    To test the auto responder I created half a dozen one character "keywords" alternating a one character response and a 160 character responding message.

    From the Android I send these keywords as fast as possible where there is a constant flurry of outgoing and incoming messages. This is an SMS torture test. The Android crashes within one minute. The iPhone crashes (requiring a power cycle) after about 40-50 messages (~5-10 minutes).

    What causes the crash is the collision of an incoming message with the outgoing message. It is no easy feat to write code that withstand this type of testing. A more rigorous test I run is having the GPRS modem transmit 10,000 messages to it self. The GPRS modem will crash somewhere between 4,000 and 8,000 messages. This crash is due to the Wavecom Q24 SMS chip hanging after a collision within a very small window of time, less than 10 milliseconds, the exact window cannot be measured due to the PC's rather long clock tick.
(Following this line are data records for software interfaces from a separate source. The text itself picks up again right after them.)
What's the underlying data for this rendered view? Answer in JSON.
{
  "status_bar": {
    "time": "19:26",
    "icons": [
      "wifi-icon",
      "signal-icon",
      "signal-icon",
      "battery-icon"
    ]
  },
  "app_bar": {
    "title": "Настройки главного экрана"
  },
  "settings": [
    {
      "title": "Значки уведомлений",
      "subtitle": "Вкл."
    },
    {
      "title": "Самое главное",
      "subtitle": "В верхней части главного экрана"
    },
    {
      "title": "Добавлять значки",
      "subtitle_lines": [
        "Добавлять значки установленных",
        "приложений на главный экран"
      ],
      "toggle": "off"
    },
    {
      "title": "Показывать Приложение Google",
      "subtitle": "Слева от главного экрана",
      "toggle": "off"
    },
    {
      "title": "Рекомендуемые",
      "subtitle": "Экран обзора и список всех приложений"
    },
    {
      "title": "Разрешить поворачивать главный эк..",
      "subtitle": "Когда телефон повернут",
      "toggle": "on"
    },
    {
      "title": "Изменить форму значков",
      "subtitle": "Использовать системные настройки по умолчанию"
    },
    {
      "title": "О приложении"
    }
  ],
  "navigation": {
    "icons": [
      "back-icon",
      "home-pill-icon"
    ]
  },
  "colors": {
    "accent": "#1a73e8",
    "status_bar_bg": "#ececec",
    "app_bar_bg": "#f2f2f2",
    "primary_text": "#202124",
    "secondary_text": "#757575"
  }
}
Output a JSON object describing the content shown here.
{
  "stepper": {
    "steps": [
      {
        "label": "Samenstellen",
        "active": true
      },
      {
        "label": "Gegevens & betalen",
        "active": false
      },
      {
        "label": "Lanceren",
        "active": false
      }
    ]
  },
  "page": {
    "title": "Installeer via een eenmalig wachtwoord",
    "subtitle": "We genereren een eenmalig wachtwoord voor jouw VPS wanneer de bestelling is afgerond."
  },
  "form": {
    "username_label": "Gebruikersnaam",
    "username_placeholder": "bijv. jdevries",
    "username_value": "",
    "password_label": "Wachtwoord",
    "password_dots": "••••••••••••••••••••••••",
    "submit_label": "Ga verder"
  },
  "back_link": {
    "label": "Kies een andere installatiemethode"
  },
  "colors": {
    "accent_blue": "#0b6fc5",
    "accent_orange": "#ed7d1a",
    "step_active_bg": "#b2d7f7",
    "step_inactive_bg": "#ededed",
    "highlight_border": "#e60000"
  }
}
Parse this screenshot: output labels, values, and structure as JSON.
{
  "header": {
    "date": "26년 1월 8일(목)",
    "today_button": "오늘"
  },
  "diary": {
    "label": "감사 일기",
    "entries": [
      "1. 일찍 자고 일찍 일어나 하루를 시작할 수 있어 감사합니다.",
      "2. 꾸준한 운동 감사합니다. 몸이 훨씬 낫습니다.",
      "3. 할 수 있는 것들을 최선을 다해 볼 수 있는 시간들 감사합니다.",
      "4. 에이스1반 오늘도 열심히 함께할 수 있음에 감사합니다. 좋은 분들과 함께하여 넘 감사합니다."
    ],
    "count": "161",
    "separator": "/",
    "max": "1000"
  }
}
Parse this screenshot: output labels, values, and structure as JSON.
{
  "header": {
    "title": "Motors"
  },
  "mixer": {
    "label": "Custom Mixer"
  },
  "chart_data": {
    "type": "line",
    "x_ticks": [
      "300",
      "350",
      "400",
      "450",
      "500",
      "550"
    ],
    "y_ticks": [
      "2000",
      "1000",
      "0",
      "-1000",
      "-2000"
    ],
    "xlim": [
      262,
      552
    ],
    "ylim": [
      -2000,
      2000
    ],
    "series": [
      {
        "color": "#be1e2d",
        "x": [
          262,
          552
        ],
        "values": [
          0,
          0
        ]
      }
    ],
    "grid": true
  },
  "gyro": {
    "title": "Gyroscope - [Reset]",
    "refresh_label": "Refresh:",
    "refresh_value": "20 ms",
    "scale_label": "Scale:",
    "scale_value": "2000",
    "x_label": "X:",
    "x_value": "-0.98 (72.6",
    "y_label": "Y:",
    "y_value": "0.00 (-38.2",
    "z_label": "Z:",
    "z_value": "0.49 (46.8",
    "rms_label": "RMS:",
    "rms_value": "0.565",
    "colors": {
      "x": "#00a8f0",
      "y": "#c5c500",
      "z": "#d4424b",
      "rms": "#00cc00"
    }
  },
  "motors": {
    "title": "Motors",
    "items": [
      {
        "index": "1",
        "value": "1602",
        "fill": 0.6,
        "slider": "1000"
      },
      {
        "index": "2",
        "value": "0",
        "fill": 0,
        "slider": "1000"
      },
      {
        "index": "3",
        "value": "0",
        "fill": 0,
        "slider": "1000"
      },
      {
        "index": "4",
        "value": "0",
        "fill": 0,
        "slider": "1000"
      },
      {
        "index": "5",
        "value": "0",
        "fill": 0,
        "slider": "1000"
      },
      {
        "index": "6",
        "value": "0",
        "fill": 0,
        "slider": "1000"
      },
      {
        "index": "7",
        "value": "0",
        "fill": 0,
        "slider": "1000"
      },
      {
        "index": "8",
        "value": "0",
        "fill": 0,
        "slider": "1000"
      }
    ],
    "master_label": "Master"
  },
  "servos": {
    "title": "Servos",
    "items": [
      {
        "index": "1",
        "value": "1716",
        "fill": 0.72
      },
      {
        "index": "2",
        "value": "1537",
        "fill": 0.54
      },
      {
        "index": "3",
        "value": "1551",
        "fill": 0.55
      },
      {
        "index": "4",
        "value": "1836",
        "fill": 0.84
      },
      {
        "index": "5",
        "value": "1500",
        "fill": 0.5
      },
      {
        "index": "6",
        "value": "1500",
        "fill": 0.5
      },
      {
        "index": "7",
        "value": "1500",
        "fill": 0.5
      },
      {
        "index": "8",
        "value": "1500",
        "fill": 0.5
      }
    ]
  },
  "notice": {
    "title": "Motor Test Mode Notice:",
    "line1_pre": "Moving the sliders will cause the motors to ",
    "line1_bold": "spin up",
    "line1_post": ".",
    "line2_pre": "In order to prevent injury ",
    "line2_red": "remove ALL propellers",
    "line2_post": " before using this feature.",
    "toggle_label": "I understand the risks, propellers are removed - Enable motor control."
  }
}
    So why does the Android crash or fall way behind when the GPRS modem app can easily handle receiving messages as fast as the cell tower can send them? Conclusion, Android sucks!

    The Android has issues with the most basic features, receiving phone calls and SMS messages. Google NEEDS help. Motorola has the expertise Google needs.
    Patrickgood1
    • Wow! I wish understanding that were as easy as reading it. Thanks.

      nt
      mlashinsky@...